Start of Source data

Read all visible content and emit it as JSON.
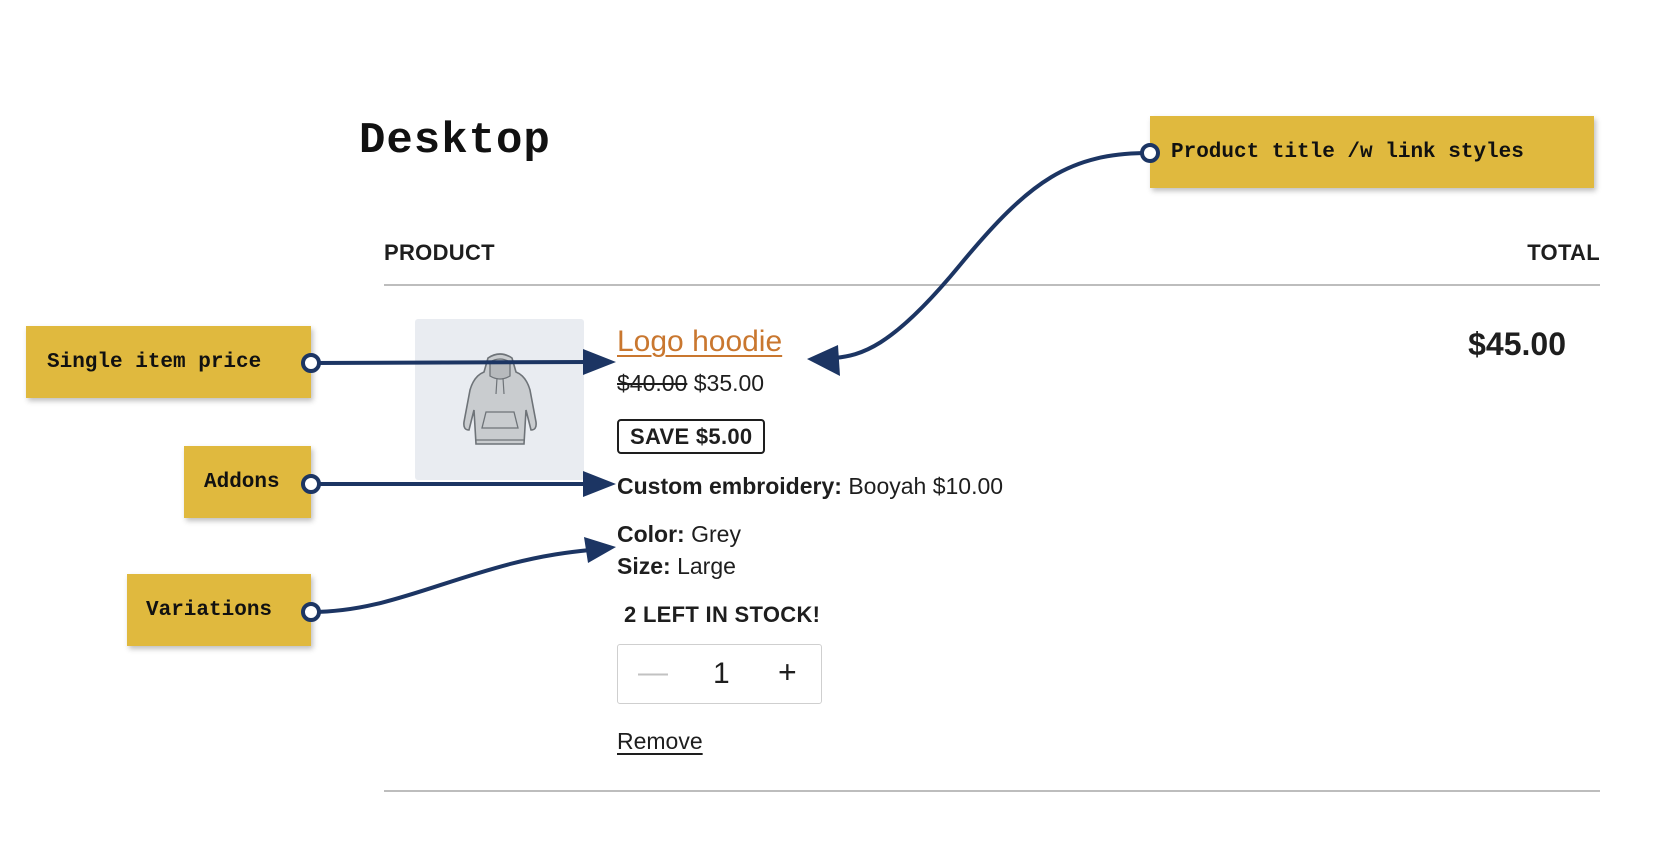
{
  "page": {
    "title": "Desktop"
  },
  "table": {
    "headers": {
      "product": "PRODUCT",
      "total": "TOTAL"
    }
  },
  "item": {
    "image_icon": "hoodie-image",
    "title": "Logo hoodie",
    "link_color": "#c9772f",
    "price_original": "$40.00",
    "price_current": "$35.00",
    "save_badge": "SAVE $5.00",
    "addon": {
      "label": "Custom embroidery:",
      "value": "Booyah $10.00"
    },
    "variations": [
      {
        "label": "Color:",
        "value": "Grey"
      },
      {
        "label": "Size:",
        "value": "Large"
      }
    ],
    "stock_notice": "2 LEFT IN STOCK!",
    "quantity": {
      "minus_icon": "minus-icon",
      "value": "1",
      "plus_icon": "plus-icon"
    },
    "remove_label": "Remove",
    "line_total": "$45.00"
  },
  "annotations": {
    "color_callout": "#e0b93e",
    "color_arrow": "#1c3563",
    "product_title": "Product title /w link styles",
    "single_price": "Single item price",
    "addons": "Addons",
    "variations": "Variations"
  }
}
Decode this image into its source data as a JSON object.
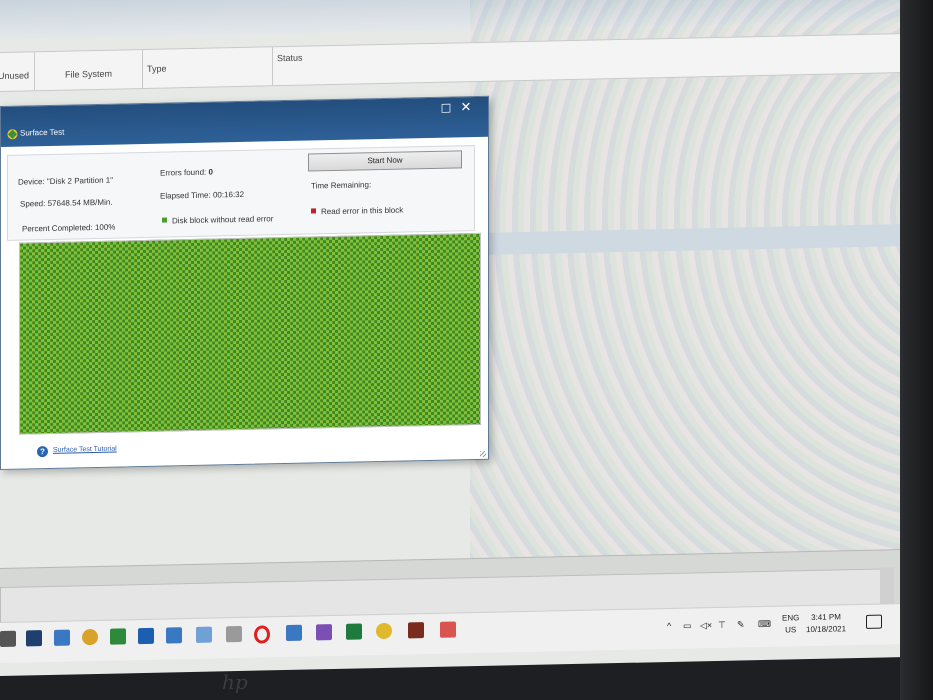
{
  "background_window": {
    "columns": [
      {
        "label": "Unused"
      },
      {
        "label": "File System"
      },
      {
        "label": "Type"
      },
      {
        "label": "Status"
      }
    ]
  },
  "dialog": {
    "title": "Surface Test",
    "device_label": "Device:",
    "device_value": "\"Disk 2 Partition 1\"",
    "speed_label": "Speed:",
    "speed_value": "57648.54 MB/Min.",
    "percent_label": "Percent Completed:",
    "percent_value": "100%",
    "errors_label": "Errors found:",
    "errors_value": "0",
    "elapsed_label": "Elapsed Time:",
    "elapsed_value": "00:16:32",
    "remaining_label": "Time Remaining:",
    "legend_ok": "Disk block without read error",
    "legend_err": "Read error in this block",
    "start_button": "Start Now",
    "help_link": "Surface Test Tutorial",
    "progress_percent": 100,
    "colors": {
      "ok_block": "#4a9e2e",
      "error_block": "#c0202a",
      "titlebar": "#2a5a8e"
    }
  },
  "taskbar": {
    "lang_top": "ENG",
    "lang_bottom": "US",
    "time": "3:41 PM",
    "date": "10/18/2021",
    "icons": [
      "windows-tool-icon",
      "security-icon",
      "app-icon",
      "controller-icon",
      "teamviewer-icon",
      "network-icon",
      "app-window-icon",
      "tools-icon",
      "opera-icon",
      "app-window-icon",
      "visual-studio-icon",
      "excel-icon",
      "partition-tool-icon",
      "winrar-icon",
      "paint-icon"
    ]
  },
  "bezel": {
    "logo": "hp"
  }
}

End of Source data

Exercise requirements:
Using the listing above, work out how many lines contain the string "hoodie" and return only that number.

Worked solution:
2